A newly-released study “The impact of a poverty reduction intervention on infant brain activity” by Toller-Renfree et. al., shows an important connection between cash assistance and brain development. A group of university-based researchers ere, attempted to estimate of the causal impact of a poverty reduction intervention on brain activity in the first year of life. They drew data from a subsample of the Baby’s First Years study, which recruited 1,000 diverse low-income mother–infant.

The authors say, “This study demonstrates the causal impact of a poverty reduction intervention on early childhood brain activity. Data from the Baby’s First Years study, a randomized control trial, show that a predictable, monthly unconditional cash transfer given to low-income families may have a causal impact on infant brain activity. In the context of greater economic resources, children’s experiences changed, and their brain activity adapted to those experiences. The resultant brain activity patterns have been shown to be associated with the development of subsequent cognitive skills.”

The study comes at a time when debates are ranging over the importance and impact of financial support that lifts families out of poverty (CTC).

The authors analyzed 435 infant’s whose mother’s average household income the year before birth was $20,000. The methods of the study included giving participants mothers cash gifts either nominal ($20/month) or high ($333/month) that on average equaled a 20% boost in household income over one year. Researchers then analyzed the electroencephalography (EEG)-brain activity. Childhood EEG-based brain activity demonstrates a specific developmental pattern.

Results of the EEG showed three of the frequency bands were uniformly higher in the high cash gift group displaying “higher power values” over low cash groups. The significance of the recorded neuroactivity in these frequency bands have been correlated with higher language, social-emotional, and cognitive scores in late childhood/adolescences.

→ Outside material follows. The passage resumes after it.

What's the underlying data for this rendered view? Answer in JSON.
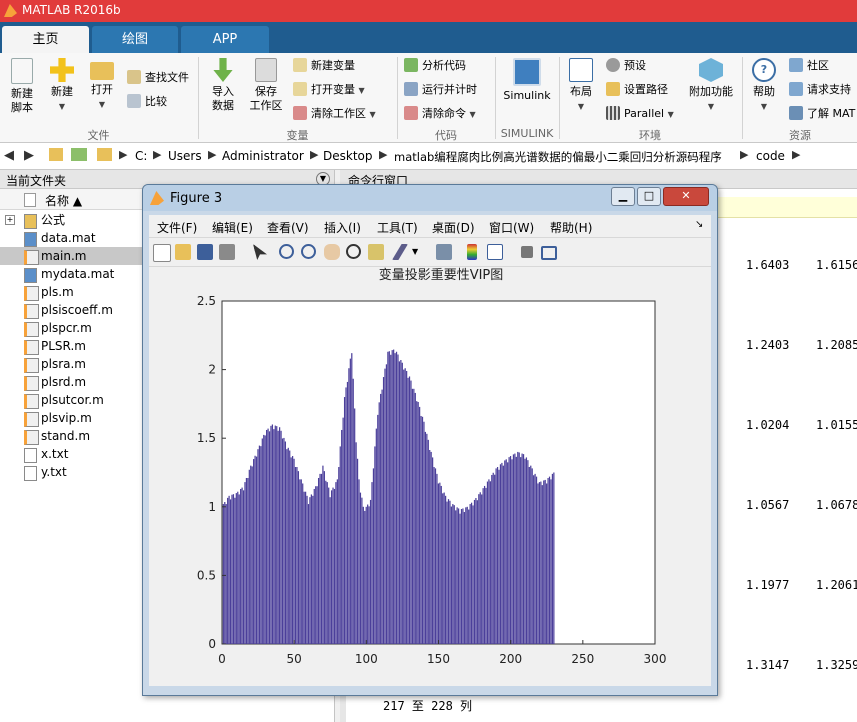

To learn more about the study and its implications for policy and child welfare, please join the authors, Sonya Troller-Renfree, Greg Duncan, and Brenda Jones-Harden, for a webinar hosted by the University of Wisconsin-Madison’s Institute for Research on Poverty: Wednesday February 9th, 2022, from 2-3 pm ET. Register here.